┌─ Extracted material

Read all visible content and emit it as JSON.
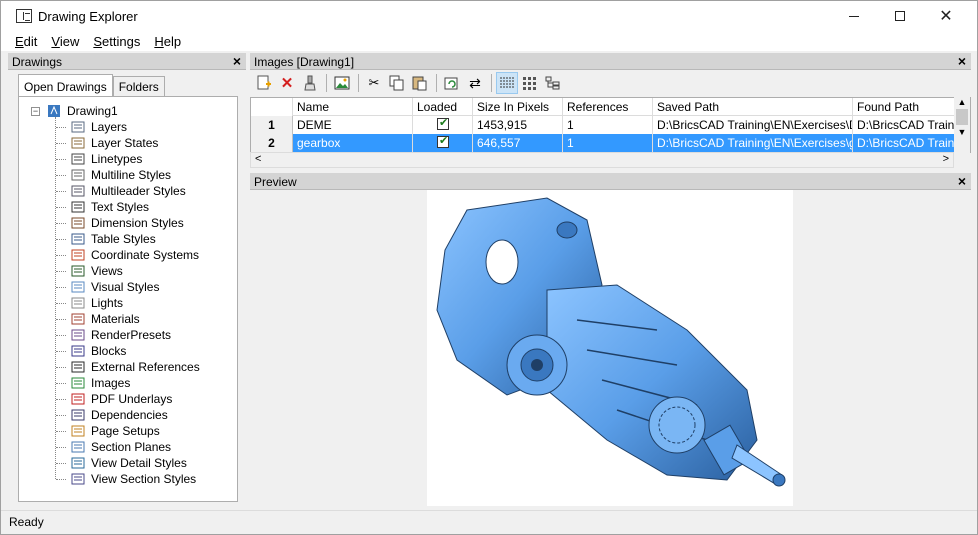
{
  "window": {
    "title": "Drawing Explorer"
  },
  "menu": [
    {
      "label": "Edit",
      "accel": "E",
      "rest": "dit"
    },
    {
      "label": "View",
      "accel": "V",
      "rest": "iew"
    },
    {
      "label": "Settings",
      "accel": "S",
      "rest": "ettings"
    },
    {
      "label": "Help",
      "accel": "H",
      "rest": "elp"
    }
  ],
  "drawings_panel": {
    "title": "Drawings",
    "tabs": [
      "Open Drawings",
      "Folders"
    ],
    "root": "Drawing1",
    "items": [
      {
        "label": "Layers",
        "icon": "layers-icon"
      },
      {
        "label": "Layer States",
        "icon": "layer-states-icon"
      },
      {
        "label": "Linetypes",
        "icon": "linetypes-icon"
      },
      {
        "label": "Multiline Styles",
        "icon": "multiline-styles-icon"
      },
      {
        "label": "Multileader Styles",
        "icon": "multileader-styles-icon"
      },
      {
        "label": "Text Styles",
        "icon": "text-styles-icon"
      },
      {
        "label": "Dimension Styles",
        "icon": "dimension-styles-icon"
      },
      {
        "label": "Table Styles",
        "icon": "table-styles-icon"
      },
      {
        "label": "Coordinate Systems",
        "icon": "coordinate-systems-icon"
      },
      {
        "label": "Views",
        "icon": "eye-icon"
      },
      {
        "label": "Visual Styles",
        "icon": "visual-styles-icon"
      },
      {
        "label": "Lights",
        "icon": "light-icon"
      },
      {
        "label": "Materials",
        "icon": "materials-icon"
      },
      {
        "label": "RenderPresets",
        "icon": "render-presets-icon"
      },
      {
        "label": "Blocks",
        "icon": "blocks-icon"
      },
      {
        "label": "External References",
        "icon": "external-references-icon"
      },
      {
        "label": "Images",
        "icon": "images-icon"
      },
      {
        "label": "PDF Underlays",
        "icon": "pdf-icon"
      },
      {
        "label": "Dependencies",
        "icon": "dependencies-icon"
      },
      {
        "label": "Page Setups",
        "icon": "page-setups-icon"
      },
      {
        "label": "Section Planes",
        "icon": "section-planes-icon"
      },
      {
        "label": "View Detail Styles",
        "icon": "view-detail-styles-icon"
      },
      {
        "label": "View Section Styles",
        "icon": "view-section-styles-icon"
      }
    ]
  },
  "images_panel": {
    "title": "Images [Drawing1]",
    "columns": [
      "Name",
      "Loaded",
      "Size In Pixels",
      "References",
      "Saved Path",
      "Found Path"
    ],
    "rows": [
      {
        "num": "1",
        "name": "DEME",
        "loaded": true,
        "size": "1453,915",
        "refs": "1",
        "saved": "D:\\BricsCAD Training\\EN\\Exercises\\DEME",
        "found": "D:\\BricsCAD Training"
      },
      {
        "num": "2",
        "name": "gearbox",
        "loaded": true,
        "size": "646,557",
        "refs": "1",
        "saved": "D:\\BricsCAD Training\\EN\\Exercises\\gearb",
        "found": "D:\\BricsCAD Training"
      }
    ],
    "selected_row": 2
  },
  "preview_panel": {
    "title": "Preview"
  },
  "status": {
    "text": "Ready"
  },
  "colors": {
    "selection": "#3399ff",
    "model": "#5a9ee8"
  }
}
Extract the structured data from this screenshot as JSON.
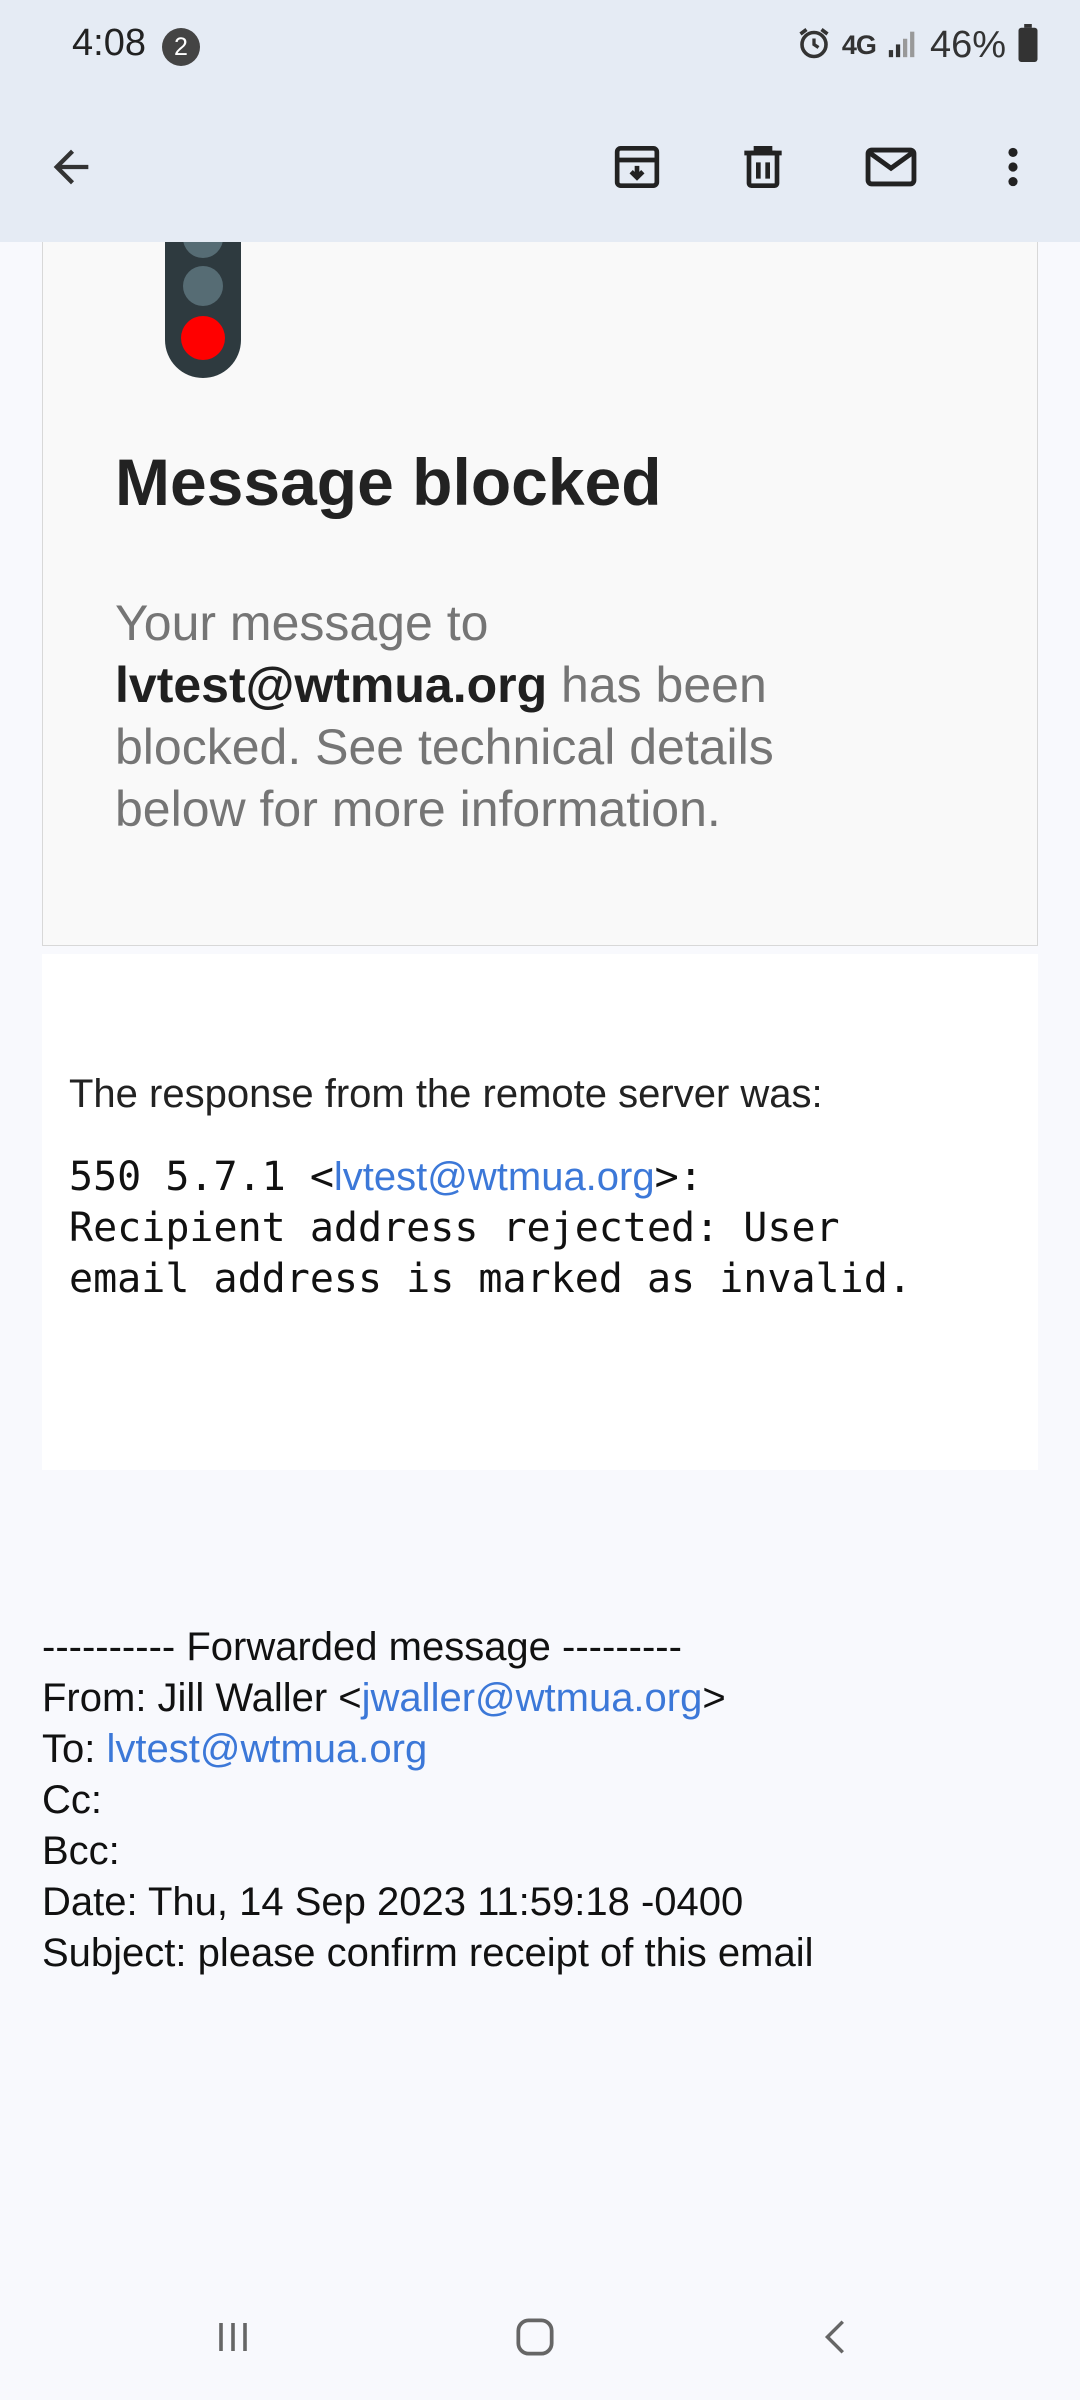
{
  "status_bar": {
    "time": "4:08",
    "notification_count": "2",
    "network": "4G",
    "battery": "46%"
  },
  "toolbar": {
    "back_icon": "arrow-back-icon",
    "archive_icon": "archive-icon",
    "delete_icon": "trash-icon",
    "mark_unread_icon": "mail-icon",
    "more_icon": "more-vert-icon"
  },
  "block_notice": {
    "icon": "traffic-light-red-icon",
    "title": "Message blocked",
    "text_before": "Your message to ",
    "recipient": "lvtest@wtmua.org",
    "text_after": " has been blocked. See technical details below for more information."
  },
  "technical_details": {
    "label": "The response from the remote server was:",
    "code_prefix": "550 5.7.1 <",
    "code_email": "lvtest@wtmua.org",
    "code_suffix": ">:",
    "line2": "Recipient address rejected: User",
    "line3": "email address is marked as invalid."
  },
  "forwarded": {
    "header": "---------- Forwarded message ---------",
    "from_label": "From: Jill Waller <",
    "from_email": "jwaller@wtmua.org",
    "from_close": ">",
    "to_label": "To: ",
    "to_email": "lvtest@wtmua.org",
    "cc": "Cc:",
    "bcc": "Bcc:",
    "date": "Date: Thu, 14 Sep 2023 11:59:18 -0400",
    "subject": "Subject: please confirm receipt of this email"
  },
  "nav_bar": {
    "recents_icon": "recents-icon",
    "home_icon": "home-icon",
    "back_icon": "nav-back-icon"
  },
  "colors": {
    "header_bg": "#e5ebf4",
    "link": "#3c78d8",
    "traffic_red": "#ff0000"
  }
}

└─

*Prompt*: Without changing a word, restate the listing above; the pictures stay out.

*Solution for this problem*:
Read all visible content and emit it as JSON.
{
  "window": {
    "title": "Drawing Explorer"
  },
  "menu": [
    {
      "label": "Edit",
      "accel": "E",
      "rest": "dit"
    },
    {
      "label": "View",
      "accel": "V",
      "rest": "iew"
    },
    {
      "label": "Settings",
      "accel": "S",
      "rest": "ettings"
    },
    {
      "label": "Help",
      "accel": "H",
      "rest": "elp"
    }
  ],
  "drawings_panel": {
    "title": "Drawings",
    "tabs": [
      "Open Drawings",
      "Folders"
    ],
    "root": "Drawing1",
    "items": [
      {
        "label": "Layers",
        "icon": "layers-icon"
      },
      {
        "label": "Layer States",
        "icon": "layer-states-icon"
      },
      {
        "label": "Linetypes",
        "icon": "linetypes-icon"
      },
      {
        "label": "Multiline Styles",
        "icon": "multiline-styles-icon"
      },
      {
        "label": "Multileader Styles",
        "icon": "multileader-styles-icon"
      },
      {
        "label": "Text Styles",
        "icon": "text-styles-icon"
      },
      {
        "label": "Dimension Styles",
        "icon": "dimension-styles-icon"
      },
      {
        "label": "Table Styles",
        "icon": "table-styles-icon"
      },
      {
        "label": "Coordinate Systems",
        "icon": "coordinate-systems-icon"
      },
      {
        "label": "Views",
        "icon": "eye-icon"
      },
      {
        "label": "Visual Styles",
        "icon": "visual-styles-icon"
      },
      {
        "label": "Lights",
        "icon": "light-icon"
      },
      {
        "label": "Materials",
        "icon": "materials-icon"
      },
      {
        "label": "RenderPresets",
        "icon": "render-presets-icon"
      },
      {
        "label": "Blocks",
        "icon": "blocks-icon"
      },
      {
        "label": "External References",
        "icon": "external-references-icon"
      },
      {
        "label": "Images",
        "icon": "images-icon"
      },
      {
        "label": "PDF Underlays",
        "icon": "pdf-icon"
      },
      {
        "label": "Dependencies",
        "icon": "dependencies-icon"
      },
      {
        "label": "Page Setups",
        "icon": "page-setups-icon"
      },
      {
        "label": "Section Planes",
        "icon": "section-planes-icon"
      },
      {
        "label": "View Detail Styles",
        "icon": "view-detail-styles-icon"
      },
      {
        "label": "View Section Styles",
        "icon": "view-section-styles-icon"
      }
    ]
  },
  "images_panel": {
    "title": "Images [Drawing1]",
    "columns": [
      "Name",
      "Loaded",
      "Size In Pixels",
      "References",
      "Saved Path",
      "Found Path"
    ],
    "rows": [
      {
        "num": "1",
        "name": "DEME",
        "loaded": true,
        "size": "1453,915",
        "refs": "1",
        "saved": "D:\\BricsCAD Training\\EN\\Exercises\\DEME",
        "found": "D:\\BricsCAD Training"
      },
      {
        "num": "2",
        "name": "gearbox",
        "loaded": true,
        "size": "646,557",
        "refs": "1",
        "saved": "D:\\BricsCAD Training\\EN\\Exercises\\gearb",
        "found": "D:\\BricsCAD Training"
      }
    ],
    "selected_row": 2
  },
  "preview_panel": {
    "title": "Preview"
  },
  "status": {
    "text": "Ready"
  },
  "colors": {
    "selection": "#3399ff",
    "model": "#5a9ee8"
  }
}
Extract the structured data from this screenshot as JSON.
{
  "status_bar": {
    "time": "4:08",
    "notification_count": "2",
    "network": "4G",
    "battery": "46%"
  },
  "toolbar": {
    "back_icon": "arrow-back-icon",
    "archive_icon": "archive-icon",
    "delete_icon": "trash-icon",
    "mark_unread_icon": "mail-icon",
    "more_icon": "more-vert-icon"
  },
  "block_notice": {
    "icon": "traffic-light-red-icon",
    "title": "Message blocked",
    "text_before": "Your message to ",
    "recipient": "lvtest@wtmua.org",
    "text_after": " has been blocked. See technical details below for more information."
  },
  "technical_details": {
    "label": "The response from the remote server was:",
    "code_prefix": "550 5.7.1 <",
    "code_email": "lvtest@wtmua.org",
    "code_suffix": ">:",
    "line2": "Recipient address rejected: User",
    "line3": "email address is marked as invalid."
  },
  "forwarded": {
    "header": "---------- Forwarded message ---------",
    "from_label": "From: Jill Waller <",
    "from_email": "jwaller@wtmua.org",
    "from_close": ">",
    "to_label": "To: ",
    "to_email": "lvtest@wtmua.org",
    "cc": "Cc:",
    "bcc": "Bcc:",
    "date": "Date: Thu, 14 Sep 2023 11:59:18 -0400",
    "subject": "Subject: please confirm receipt of this email"
  },
  "nav_bar": {
    "recents_icon": "recents-icon",
    "home_icon": "home-icon",
    "back_icon": "nav-back-icon"
  },
  "colors": {
    "header_bg": "#e5ebf4",
    "link": "#3c78d8",
    "traffic_red": "#ff0000"
  }
}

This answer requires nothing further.